AB - Background: January 2016 saw the publication of proposed revisions to the UK's lower risk drinking guidelines but no sustained promotional activity. This paper aims to explore the impact of publishing guidelines without sustained promotional activity on reported guideline exposure and determinants of behaviour (capability, opportunity and motivation) proposed by the COM-B model. Methods: Data were collected by a monthly repeat cross-sectional survey of adults (18+) resident in England over 15 months between November 2015 and January 2017 from a total of 16,779 drinkers, as part of the Alcohol Toolkit Study. Trends and associated 95% confidence intervals were described in the proportion of reported exposure to guidelines in the past month and measures of the capability, opportunity and motivation to consume alcohol within drinking guidelines. Results: There was a rise in reported exposure to drinking guidelines in January 2016 (57.6-80.6%) which did not reoccur in January 2017. Following the increase in January 2016, reported exposure reduced slowly but remained significantly higher than in December 2015. In February 2016, there was an increase in measures of capability (31.1% reported tracking units of alcohol consumption and 87.8% considered it easier to drink safely) and opportunity (84.0% perceived their lifestyle as conducive to drinking within guidelines). This change was not maintained in subsequent months. Other measures showed marginal changes between January and February 2016 with no evidence of change in subsequent months. Conclusions: Following the publication of revised drinking guideline in January 2016, there was a transient increase in exposure to guidelines, and capability and opportunity to drink within the guidelines that diminished over time. The transience and size of the changes indicate that behaviour change is unlikely. Well-designed, theory-based promotional campaigns may be required for drinking guidelines to be an effective public health intervention.

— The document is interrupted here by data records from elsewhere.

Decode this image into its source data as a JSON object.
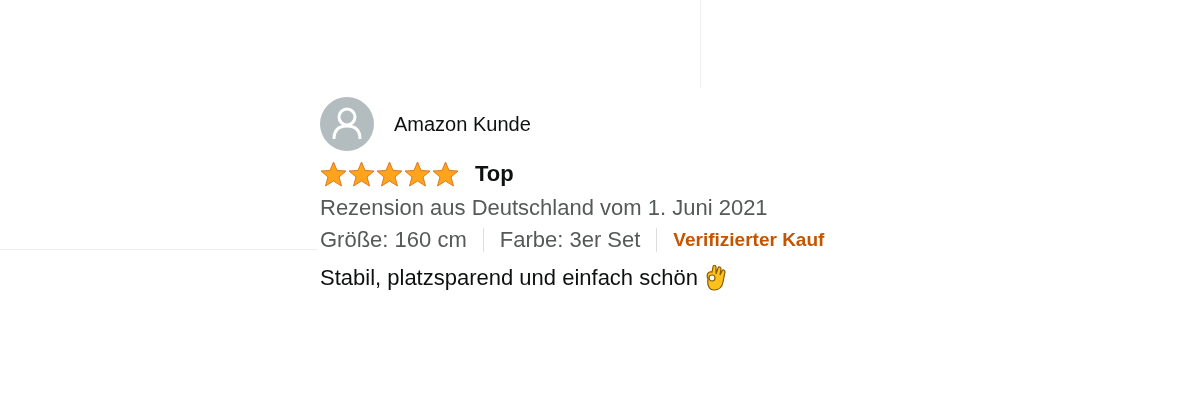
{
  "review": {
    "author": "Amazon Kunde",
    "stars": 5,
    "title": "Top",
    "meta": "Rezension aus Deutschland vom 1. Juni 2021",
    "variants": [
      "Größe: 160 cm",
      "Farbe: 3er Set"
    ],
    "badge": "Verifizierter Kauf",
    "body": "Stabil, platzsparend und einfach schön"
  }
}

KW - Alcohol consumption

KW - Drinking guidelines

KW - Evaluation

KW - Health promotion

KW - Trend analysis

UR - http://www.scopus.com/inward/record.url?scp=85042015346&partnerID=8YFLogxK

U2 - 10.1186/s12889-018-5129-y

DO - 10.1186/s12889-018-5129-y

M3 - Article

VL - 18

JO - BMC Public Health

JF - BMC Public Health

SN - 1471-2458

IS - 1

M1 - 251

ER -